Reliable estimates for motor fuel tax evasion rates are not available. The objective of this research project was to develop and demonstrate a methodology for identifying and quantifying state-level fuel tax evasion. The methodology, as envisioned, would account for different practices among states that may lead to different rates of evasion. The results from this methodology would allow individual states to develop and evaluate potential solutions and enforcement options.
The project entailed the following tasks: (1.) Conduct a review of literature and research on fuel tax administration, enforcement, and evasion. (2.) Develop a critical review of current state fuel tax enforcement practices, including notable policies, key problems, and issues. (3.) Identify and describe the types of data that are available regarding fuel tax administration and enforcement that relate to minimizing state fuel tax evasion. Determine the accessibility, limitations, and credibility of the data. (4.) Identify the physical, administrative, and enforcement characteristics of state practices and other factors that may influence the rates of compliance with state fuel tax laws and regulations.

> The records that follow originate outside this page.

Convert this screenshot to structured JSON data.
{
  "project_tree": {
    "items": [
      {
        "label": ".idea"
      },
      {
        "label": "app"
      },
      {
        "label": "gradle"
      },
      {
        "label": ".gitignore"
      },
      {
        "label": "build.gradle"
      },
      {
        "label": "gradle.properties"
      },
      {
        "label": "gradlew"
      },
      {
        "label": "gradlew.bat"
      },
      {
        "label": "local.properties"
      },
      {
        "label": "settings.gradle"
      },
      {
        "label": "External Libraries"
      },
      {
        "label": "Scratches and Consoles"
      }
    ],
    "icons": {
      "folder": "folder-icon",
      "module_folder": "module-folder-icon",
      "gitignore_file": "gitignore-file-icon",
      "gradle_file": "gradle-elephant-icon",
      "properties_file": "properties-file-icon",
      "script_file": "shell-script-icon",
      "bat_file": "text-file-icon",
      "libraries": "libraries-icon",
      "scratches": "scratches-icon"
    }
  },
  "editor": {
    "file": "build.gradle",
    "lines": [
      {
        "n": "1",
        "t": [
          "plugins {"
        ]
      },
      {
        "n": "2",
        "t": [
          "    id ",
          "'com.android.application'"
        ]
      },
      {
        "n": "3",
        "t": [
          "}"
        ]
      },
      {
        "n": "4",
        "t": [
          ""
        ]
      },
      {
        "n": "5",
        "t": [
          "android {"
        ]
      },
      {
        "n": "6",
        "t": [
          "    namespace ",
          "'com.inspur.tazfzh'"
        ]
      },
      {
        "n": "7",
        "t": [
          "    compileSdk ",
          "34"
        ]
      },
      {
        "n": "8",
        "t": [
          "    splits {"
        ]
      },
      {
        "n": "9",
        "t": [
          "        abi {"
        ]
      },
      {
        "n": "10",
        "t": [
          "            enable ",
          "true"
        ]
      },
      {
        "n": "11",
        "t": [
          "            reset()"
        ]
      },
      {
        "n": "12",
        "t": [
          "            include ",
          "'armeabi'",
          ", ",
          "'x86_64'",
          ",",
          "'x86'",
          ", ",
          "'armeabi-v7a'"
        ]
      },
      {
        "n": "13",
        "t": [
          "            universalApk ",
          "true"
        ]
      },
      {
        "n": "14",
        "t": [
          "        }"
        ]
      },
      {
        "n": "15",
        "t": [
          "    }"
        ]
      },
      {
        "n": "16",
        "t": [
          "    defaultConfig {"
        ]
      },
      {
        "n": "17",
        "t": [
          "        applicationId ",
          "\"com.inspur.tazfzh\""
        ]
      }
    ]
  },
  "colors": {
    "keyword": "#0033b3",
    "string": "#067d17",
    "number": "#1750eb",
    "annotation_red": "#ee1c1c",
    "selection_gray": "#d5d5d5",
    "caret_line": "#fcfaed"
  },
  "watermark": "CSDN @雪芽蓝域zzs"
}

To the extent that available data allow, identify the relationships between rates of evasion and those characteristics. (5.) Based on the information developed in Tasks 1 through 4, identify possible strategies, methods, and tools to measure and evaluate state fuel tax evasion. (6.) Prepare an annotated outline of a preliminary methodology for identifying and quantifying state-level fuel tax evasion. (7.) Prepare and submit an interim report that documents the work performed and findings from Tasks 1 through 6. At a meeting with the NCHRP panel, discuss the information in the interim report, panel comments, and recommend revisions to the work plan for subsequent tasks. NCHRP approval is required before proceeding with subsequent tasks. (8.) Develop the preliminary methodology for evaluating and quantifying state-level fuel tax evasion, including strategies, methods, and tools. The methodology should be organized and presented in a manner to allow individual states to identify and evaluate potential solutions and enforcement options. (9.) Present the preliminary methodology developed in Task 8 to selected professional practitioners to obtain input and feedback. (10.) Based on practitioner review and feedback, and with the guidance of the NCHRP panel, revise the recommended strategies, methods, and tools included in the methodology. (11.) Prepare and submit a final report including the final methodology for panel review and approval.
Product Availability: The project final report is available as NCHRP Report 623.